China Firms Up Its Plan To Land on the Far Side of the Moon
Jan. 14, 2016 (EIRNS)—Chinese scientists reported today on the progress of the ambitious Chang’e-4 mission to land a spacecraft on the far side of the Moon. This has never been attempted before. As Liu Jizhong, from the Lunar Exploration Aerospace Engineering Center, explained on China Central Television’s China 24 program today, the mission will be launched by 2020.
Recall that the Chang’e-4 spacecraft was designed to be a back-up to the Chang’e-3 lunar rover mission, in case that mission were not successful. But it was deemed to be unnecessary to repeat that mission, so the Chang’e-4 craft has been repurposed to land on the far side of the Moon.

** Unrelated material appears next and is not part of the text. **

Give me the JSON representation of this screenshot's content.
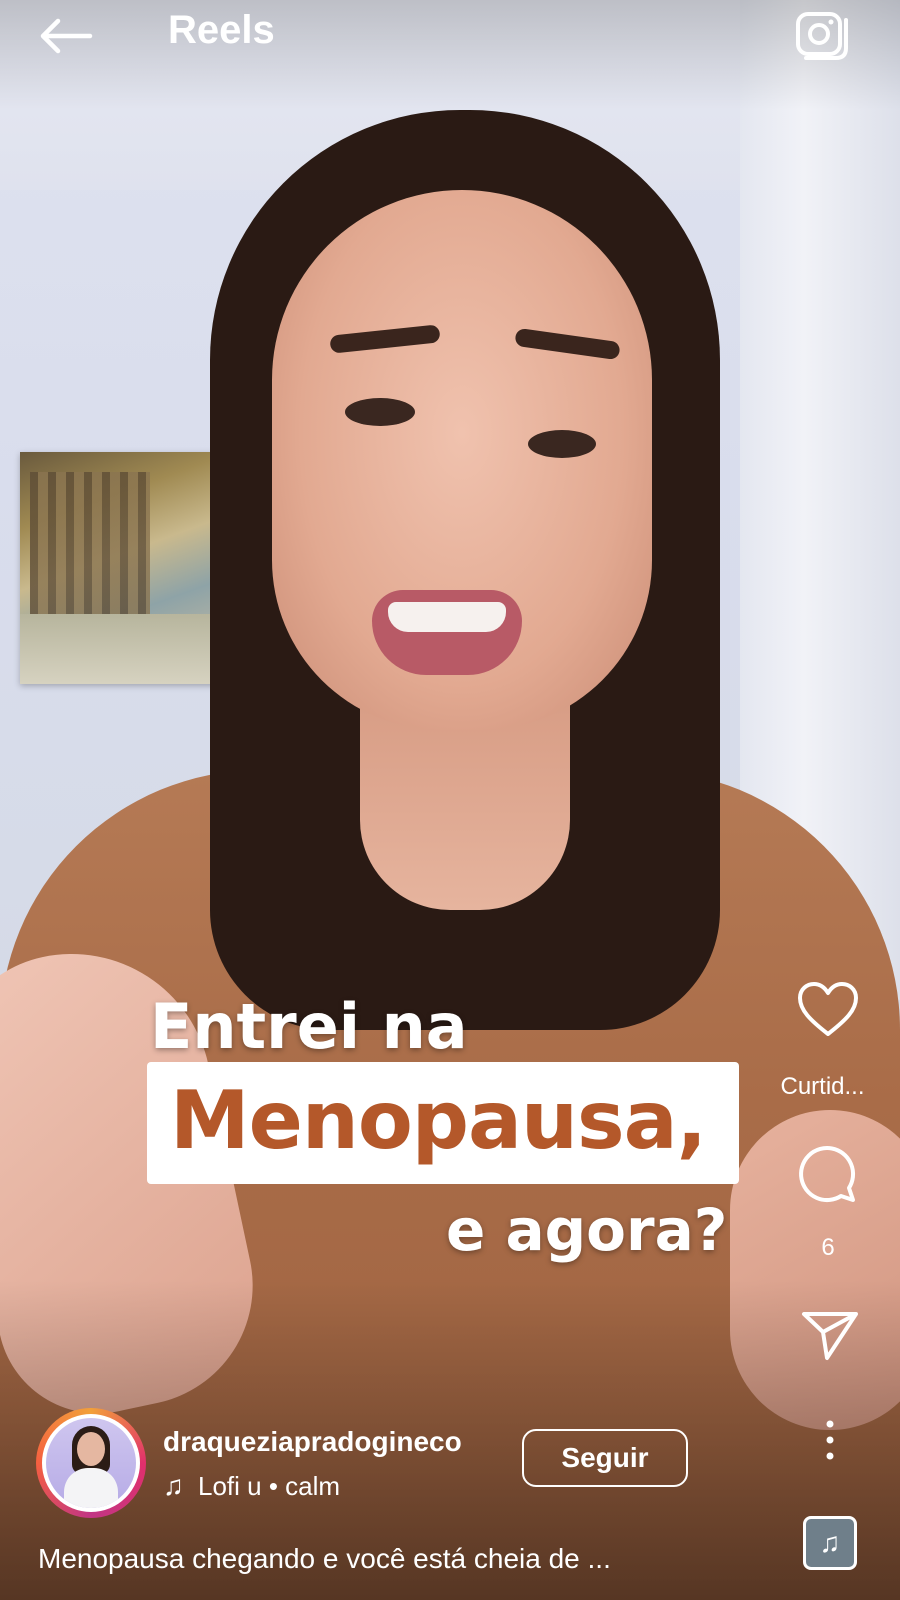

Liu explained that this requires changes in the design of the spacecraft, requiring some extra time. (Chang’e-5 will go next, in 2017, to carry out a very challenging sample return mission).
Because the lander is facing away from Earth, sitting on the far side, communication cannot be direct. An orbiter will accompany the lander so that radio signals can go from the lander to an orbiter, to send data to Earth, and in the reverse for Chang’e-4 to receive commands from Earth.
Space scientist and CCTV commentator Yuguang Yang, said that China has just decided that the Chang’e-4 mission will be open to private investment by companies and individuals. He explained that the far side of the Moon is "very special," but that the landing is very difficult. Asked why there would be private investment in such a high-risk mission, when there is no return on the investment, Yang said that there will be applications from the new technology, as there are from navigational satellites.